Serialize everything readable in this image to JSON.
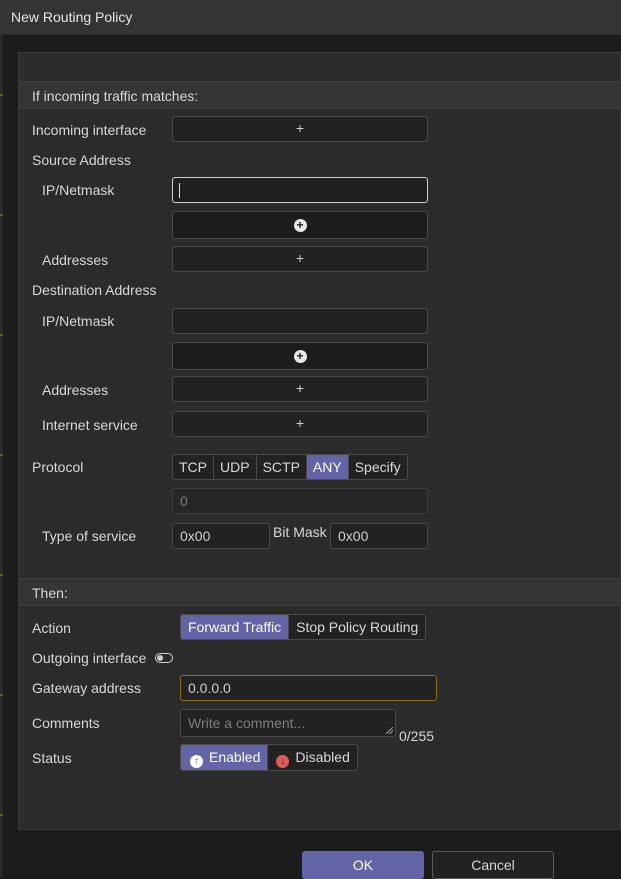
{
  "window": {
    "title": "New Routing Policy"
  },
  "match_section": {
    "header": "If incoming traffic matches:",
    "incoming_interface": {
      "label": "Incoming interface",
      "button": "+"
    },
    "source_address": {
      "label": "Source Address",
      "ip_netmask_label": "IP/Netmask",
      "ip_netmask_value": "",
      "add_button": "+",
      "addresses_label": "Addresses",
      "addresses_button": "+"
    },
    "destination_address": {
      "label": "Destination Address",
      "ip_netmask_label": "IP/Netmask",
      "ip_netmask_value": "",
      "add_button": "+",
      "addresses_label": "Addresses",
      "addresses_button": "+",
      "internet_service_label": "Internet service",
      "internet_service_button": "+"
    },
    "protocol": {
      "label": "Protocol",
      "options": [
        "TCP",
        "UDP",
        "SCTP",
        "ANY",
        "Specify"
      ],
      "selected": "ANY",
      "number_value": "0"
    },
    "type_of_service": {
      "label": "Type of service",
      "value": "0x00",
      "bit_mask_label": "Bit Mask",
      "bit_mask_value": "0x00"
    }
  },
  "then_section": {
    "header": "Then:",
    "action": {
      "label": "Action",
      "options": [
        "Forward Traffic",
        "Stop Policy Routing"
      ],
      "selected": "Forward Traffic"
    },
    "outgoing_interface": {
      "label": "Outgoing interface",
      "enabled": false
    },
    "gateway_address": {
      "label": "Gateway address",
      "value": "0.0.0.0"
    },
    "comments": {
      "label": "Comments",
      "placeholder": "Write a comment...",
      "counter": "0/255"
    },
    "status": {
      "label": "Status",
      "options": [
        "Enabled",
        "Disabled"
      ],
      "selected": "Enabled"
    }
  },
  "footer": {
    "ok_label": "OK",
    "cancel_label": "Cancel"
  },
  "colors": {
    "accent": "#6264a7",
    "enabled_icon": "#ffffff",
    "disabled_icon": "#e05a5a",
    "gateway_border": "#8a6b1f"
  },
  "icons": {
    "add": "plus-icon",
    "add_circle": "plus-circle-icon",
    "enabled": "arrow-up-circle-icon",
    "disabled": "arrow-down-circle-icon"
  }
}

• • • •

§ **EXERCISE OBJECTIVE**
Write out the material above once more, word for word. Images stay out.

§ **RESPONSE BELOW**
Serialize everything readable in this image to JSON.
{
  "window": {
    "title": "New Routing Policy"
  },
  "match_section": {
    "header": "If incoming traffic matches:",
    "incoming_interface": {
      "label": "Incoming interface",
      "button": "+"
    },
    "source_address": {
      "label": "Source Address",
      "ip_netmask_label": "IP/Netmask",
      "ip_netmask_value": "",
      "add_button": "+",
      "addresses_label": "Addresses",
      "addresses_button": "+"
    },
    "destination_address": {
      "label": "Destination Address",
      "ip_netmask_label": "IP/Netmask",
      "ip_netmask_value": "",
      "add_button": "+",
      "addresses_label": "Addresses",
      "addresses_button": "+",
      "internet_service_label": "Internet service",
      "internet_service_button": "+"
    },
    "protocol": {
      "label": "Protocol",
      "options": [
        "TCP",
        "UDP",
        "SCTP",
        "ANY",
        "Specify"
      ],
      "selected": "ANY",
      "number_value": "0"
    },
    "type_of_service": {
      "label": "Type of service",
      "value": "0x00",
      "bit_mask_label": "Bit Mask",
      "bit_mask_value": "0x00"
    }
  },
  "then_section": {
    "header": "Then:",
    "action": {
      "label": "Action",
      "options": [
        "Forward Traffic",
        "Stop Policy Routing"
      ],
      "selected": "Forward Traffic"
    },
    "outgoing_interface": {
      "label": "Outgoing interface",
      "enabled": false
    },
    "gateway_address": {
      "label": "Gateway address",
      "value": "0.0.0.0"
    },
    "comments": {
      "label": "Comments",
      "placeholder": "Write a comment...",
      "counter": "0/255"
    },
    "status": {
      "label": "Status",
      "options": [
        "Enabled",
        "Disabled"
      ],
      "selected": "Enabled"
    }
  },
  "footer": {
    "ok_label": "OK",
    "cancel_label": "Cancel"
  },
  "colors": {
    "accent": "#6264a7",
    "enabled_icon": "#ffffff",
    "disabled_icon": "#e05a5a",
    "gateway_border": "#8a6b1f"
  },
  "icons": {
    "add": "plus-icon",
    "add_circle": "plus-circle-icon",
    "enabled": "arrow-up-circle-icon",
    "disabled": "arrow-down-circle-icon"
  }
}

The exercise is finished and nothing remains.